**Task directions**
Return each line of the records with nothing changed, pictures excepted.

Entries taken from a collection
------------------------------------
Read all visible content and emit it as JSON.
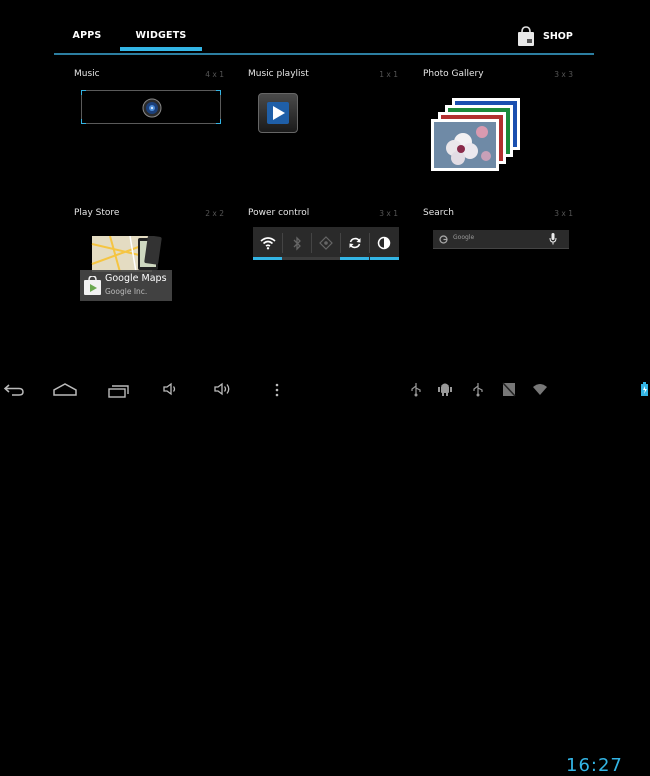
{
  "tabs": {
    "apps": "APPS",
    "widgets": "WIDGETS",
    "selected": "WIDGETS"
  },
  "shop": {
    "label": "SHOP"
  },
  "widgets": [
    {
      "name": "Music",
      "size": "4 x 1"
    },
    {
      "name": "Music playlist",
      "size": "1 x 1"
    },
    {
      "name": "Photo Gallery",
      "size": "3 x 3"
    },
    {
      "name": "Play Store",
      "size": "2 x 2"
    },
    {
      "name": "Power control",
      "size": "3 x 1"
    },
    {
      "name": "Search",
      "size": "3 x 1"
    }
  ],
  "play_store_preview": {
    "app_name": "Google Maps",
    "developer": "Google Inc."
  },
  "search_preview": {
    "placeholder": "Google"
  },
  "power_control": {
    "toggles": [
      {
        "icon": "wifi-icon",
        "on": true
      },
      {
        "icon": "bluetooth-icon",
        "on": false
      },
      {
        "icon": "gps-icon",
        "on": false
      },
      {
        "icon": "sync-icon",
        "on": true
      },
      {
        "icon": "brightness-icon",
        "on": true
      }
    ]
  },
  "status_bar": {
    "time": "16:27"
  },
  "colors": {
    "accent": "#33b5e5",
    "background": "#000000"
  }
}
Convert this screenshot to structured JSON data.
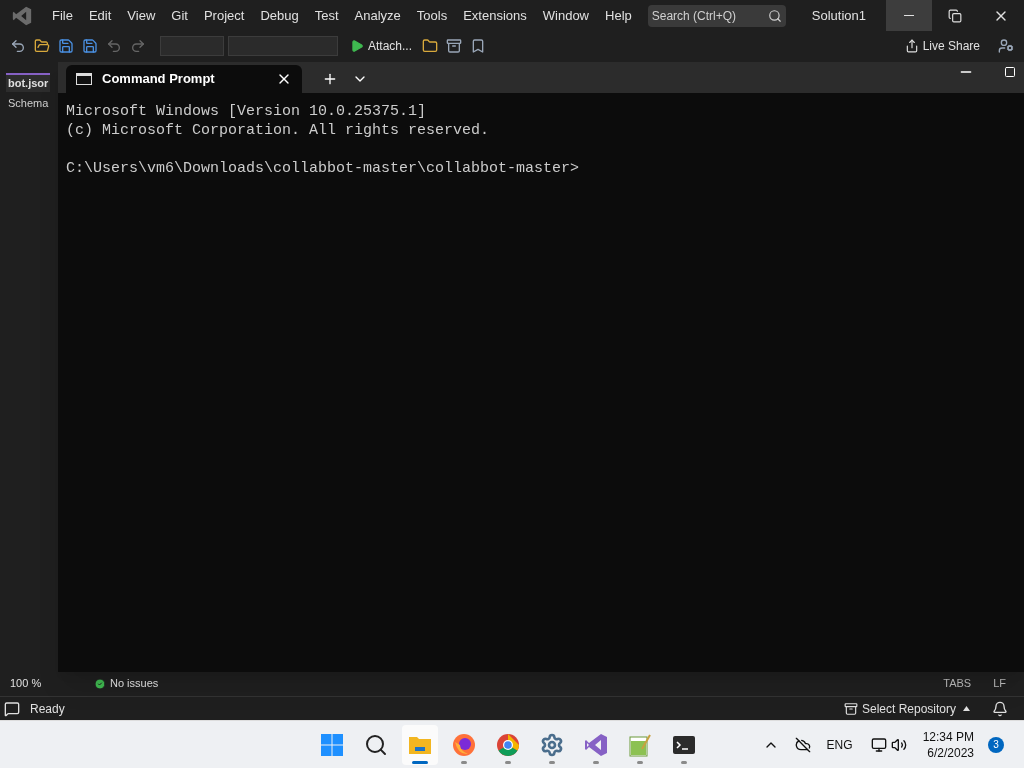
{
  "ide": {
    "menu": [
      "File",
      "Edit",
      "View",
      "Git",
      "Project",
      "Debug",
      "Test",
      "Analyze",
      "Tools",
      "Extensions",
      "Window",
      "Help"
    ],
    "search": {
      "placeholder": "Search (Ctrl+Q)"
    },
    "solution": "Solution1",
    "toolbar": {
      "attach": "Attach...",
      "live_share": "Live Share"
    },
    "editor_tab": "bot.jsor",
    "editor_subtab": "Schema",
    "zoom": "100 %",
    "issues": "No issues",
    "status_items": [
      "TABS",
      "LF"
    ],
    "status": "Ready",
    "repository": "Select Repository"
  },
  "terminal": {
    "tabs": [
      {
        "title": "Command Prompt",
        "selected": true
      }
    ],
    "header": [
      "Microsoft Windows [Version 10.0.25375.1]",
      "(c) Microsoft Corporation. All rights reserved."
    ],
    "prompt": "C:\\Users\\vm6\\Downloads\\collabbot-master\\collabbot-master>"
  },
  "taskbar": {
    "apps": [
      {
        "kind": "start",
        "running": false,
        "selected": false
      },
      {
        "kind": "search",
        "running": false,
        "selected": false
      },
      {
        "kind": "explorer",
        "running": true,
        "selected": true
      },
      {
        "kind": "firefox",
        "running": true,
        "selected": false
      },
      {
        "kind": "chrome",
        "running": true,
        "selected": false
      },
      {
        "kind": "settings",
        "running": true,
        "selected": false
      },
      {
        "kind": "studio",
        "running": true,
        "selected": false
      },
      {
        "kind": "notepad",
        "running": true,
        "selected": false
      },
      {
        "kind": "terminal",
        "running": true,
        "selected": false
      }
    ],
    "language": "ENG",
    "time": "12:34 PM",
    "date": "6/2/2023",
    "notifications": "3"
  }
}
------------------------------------
**Exercise result**
Read all visible content and emit it as JSON.
{
  "tabs": {
    "apps": "APPS",
    "widgets": "WIDGETS",
    "selected": "WIDGETS"
  },
  "shop": {
    "label": "SHOP"
  },
  "widgets": [
    {
      "name": "Music",
      "size": "4 x 1"
    },
    {
      "name": "Music playlist",
      "size": "1 x 1"
    },
    {
      "name": "Photo Gallery",
      "size": "3 x 3"
    },
    {
      "name": "Play Store",
      "size": "2 x 2"
    },
    {
      "name": "Power control",
      "size": "3 x 1"
    },
    {
      "name": "Search",
      "size": "3 x 1"
    }
  ],
  "play_store_preview": {
    "app_name": "Google Maps",
    "developer": "Google Inc."
  },
  "search_preview": {
    "placeholder": "Google"
  },
  "power_control": {
    "toggles": [
      {
        "icon": "wifi-icon",
        "on": true
      },
      {
        "icon": "bluetooth-icon",
        "on": false
      },
      {
        "icon": "gps-icon",
        "on": false
      },
      {
        "icon": "sync-icon",
        "on": true
      },
      {
        "icon": "brightness-icon",
        "on": true
      }
    ]
  },
  "status_bar": {
    "time": "16:27"
  },
  "colors": {
    "accent": "#33b5e5",
    "background": "#000000"
  }
}
Convert this screenshot to structured JSON data.
{
  "ide": {
    "menu": [
      "File",
      "Edit",
      "View",
      "Git",
      "Project",
      "Debug",
      "Test",
      "Analyze",
      "Tools",
      "Extensions",
      "Window",
      "Help"
    ],
    "search": {
      "placeholder": "Search (Ctrl+Q)"
    },
    "solution": "Solution1",
    "toolbar": {
      "attach": "Attach...",
      "live_share": "Live Share"
    },
    "editor_tab": "bot.jsor",
    "editor_subtab": "Schema",
    "zoom": "100 %",
    "issues": "No issues",
    "status_items": [
      "TABS",
      "LF"
    ],
    "status": "Ready",
    "repository": "Select Repository"
  },
  "terminal": {
    "tabs": [
      {
        "title": "Command Prompt",
        "selected": true
      }
    ],
    "header": [
      "Microsoft Windows [Version 10.0.25375.1]",
      "(c) Microsoft Corporation. All rights reserved."
    ],
    "prompt": "C:\\Users\\vm6\\Downloads\\collabbot-master\\collabbot-master>"
  },
  "taskbar": {
    "apps": [
      {
        "kind": "start",
        "running": false,
        "selected": false
      },
      {
        "kind": "search",
        "running": false,
        "selected": false
      },
      {
        "kind": "explorer",
        "running": true,
        "selected": true
      },
      {
        "kind": "firefox",
        "running": true,
        "selected": false
      },
      {
        "kind": "chrome",
        "running": true,
        "selected": false
      },
      {
        "kind": "settings",
        "running": true,
        "selected": false
      },
      {
        "kind": "studio",
        "running": true,
        "selected": false
      },
      {
        "kind": "notepad",
        "running": true,
        "selected": false
      },
      {
        "kind": "terminal",
        "running": true,
        "selected": false
      }
    ],
    "language": "ENG",
    "time": "12:34 PM",
    "date": "6/2/2023",
    "notifications": "3"
  }
}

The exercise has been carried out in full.